Never put your baby feeding equipment directly into the microwave to sterilize it; it won’t effectively sterilize the bottles or nipples and will likely damage them. You should also ensure you never microwave metal items inside a microwave sterilizer.

How often should I sterilize pacifiers?

The Mayo Clinic recommends sterilizing pacifiers for under-6-month-olds before each use, and cleaning with hot, soapy water before each use for children older than 6 months. Other experts feel less strongly about sterilizing pacifiers, but still recommend cleaning with hot, soapy water before each use.

Is a bottle sterilizer worth it?

Unnecessary.
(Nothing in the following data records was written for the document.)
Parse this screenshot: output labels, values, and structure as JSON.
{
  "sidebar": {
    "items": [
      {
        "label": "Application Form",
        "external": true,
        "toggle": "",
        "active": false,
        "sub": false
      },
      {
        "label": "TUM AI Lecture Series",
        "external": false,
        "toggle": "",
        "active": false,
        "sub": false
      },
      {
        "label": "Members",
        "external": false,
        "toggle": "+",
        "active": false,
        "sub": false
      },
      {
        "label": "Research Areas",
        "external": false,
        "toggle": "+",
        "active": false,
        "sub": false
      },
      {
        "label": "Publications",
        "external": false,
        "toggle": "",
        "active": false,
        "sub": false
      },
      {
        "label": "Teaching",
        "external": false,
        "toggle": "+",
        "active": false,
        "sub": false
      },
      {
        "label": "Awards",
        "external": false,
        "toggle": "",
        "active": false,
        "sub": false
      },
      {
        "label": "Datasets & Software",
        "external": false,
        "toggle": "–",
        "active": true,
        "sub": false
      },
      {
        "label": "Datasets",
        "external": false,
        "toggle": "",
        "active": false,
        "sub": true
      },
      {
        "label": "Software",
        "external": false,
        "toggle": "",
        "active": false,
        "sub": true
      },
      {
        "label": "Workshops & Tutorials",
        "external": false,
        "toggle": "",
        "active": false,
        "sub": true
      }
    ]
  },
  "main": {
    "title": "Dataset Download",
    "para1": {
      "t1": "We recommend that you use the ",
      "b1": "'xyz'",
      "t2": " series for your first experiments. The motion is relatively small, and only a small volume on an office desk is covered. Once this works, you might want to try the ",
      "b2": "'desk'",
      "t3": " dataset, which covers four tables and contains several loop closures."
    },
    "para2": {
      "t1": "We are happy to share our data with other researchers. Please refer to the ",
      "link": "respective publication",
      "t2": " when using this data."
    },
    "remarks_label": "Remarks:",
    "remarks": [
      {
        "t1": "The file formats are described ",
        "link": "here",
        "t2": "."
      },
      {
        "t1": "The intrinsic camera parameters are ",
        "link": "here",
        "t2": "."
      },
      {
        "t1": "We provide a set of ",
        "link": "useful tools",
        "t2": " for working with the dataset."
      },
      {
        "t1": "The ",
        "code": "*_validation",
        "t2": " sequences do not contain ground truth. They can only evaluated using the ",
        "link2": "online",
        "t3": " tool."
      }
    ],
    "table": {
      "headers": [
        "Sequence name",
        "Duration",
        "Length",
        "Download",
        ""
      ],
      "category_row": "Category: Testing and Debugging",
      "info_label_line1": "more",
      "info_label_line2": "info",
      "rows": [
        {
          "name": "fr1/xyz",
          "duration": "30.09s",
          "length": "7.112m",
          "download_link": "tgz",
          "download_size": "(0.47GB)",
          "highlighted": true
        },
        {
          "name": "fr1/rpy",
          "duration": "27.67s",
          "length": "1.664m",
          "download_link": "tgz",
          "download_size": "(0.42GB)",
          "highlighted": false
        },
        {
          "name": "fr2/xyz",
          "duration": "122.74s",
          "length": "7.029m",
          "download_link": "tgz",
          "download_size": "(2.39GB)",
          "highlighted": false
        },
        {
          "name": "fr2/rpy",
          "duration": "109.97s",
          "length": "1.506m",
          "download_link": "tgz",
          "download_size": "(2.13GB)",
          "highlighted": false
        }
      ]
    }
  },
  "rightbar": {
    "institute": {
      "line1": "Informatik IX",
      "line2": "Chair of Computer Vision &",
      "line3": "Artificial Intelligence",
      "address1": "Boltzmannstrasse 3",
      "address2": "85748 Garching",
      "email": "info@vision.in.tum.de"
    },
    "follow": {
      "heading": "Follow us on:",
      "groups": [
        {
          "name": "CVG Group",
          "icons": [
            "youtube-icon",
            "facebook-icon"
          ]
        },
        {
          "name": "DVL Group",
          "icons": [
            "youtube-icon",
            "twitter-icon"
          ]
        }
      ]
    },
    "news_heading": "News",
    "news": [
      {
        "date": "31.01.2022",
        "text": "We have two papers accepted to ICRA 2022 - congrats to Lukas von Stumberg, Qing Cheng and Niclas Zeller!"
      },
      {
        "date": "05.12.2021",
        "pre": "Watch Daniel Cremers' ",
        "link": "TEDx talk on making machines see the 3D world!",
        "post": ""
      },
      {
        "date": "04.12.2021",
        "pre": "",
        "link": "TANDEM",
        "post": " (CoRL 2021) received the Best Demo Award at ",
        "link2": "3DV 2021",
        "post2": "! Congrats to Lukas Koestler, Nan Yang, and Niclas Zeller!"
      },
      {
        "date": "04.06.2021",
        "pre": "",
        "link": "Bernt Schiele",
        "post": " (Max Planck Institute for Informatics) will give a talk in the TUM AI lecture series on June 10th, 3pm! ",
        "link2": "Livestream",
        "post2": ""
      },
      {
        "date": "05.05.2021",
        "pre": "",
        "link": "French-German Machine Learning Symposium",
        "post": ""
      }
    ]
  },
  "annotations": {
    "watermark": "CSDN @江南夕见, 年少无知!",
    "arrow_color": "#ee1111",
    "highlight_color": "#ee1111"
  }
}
According to several pediatricians we spoke to, there’s no medical reason to sterilize your baby’s bottles other than before first use unless it’s recommended by your doctor. (If your baby is immunocompromised or premature, your doctor may recommend frequent bottle sterilization.)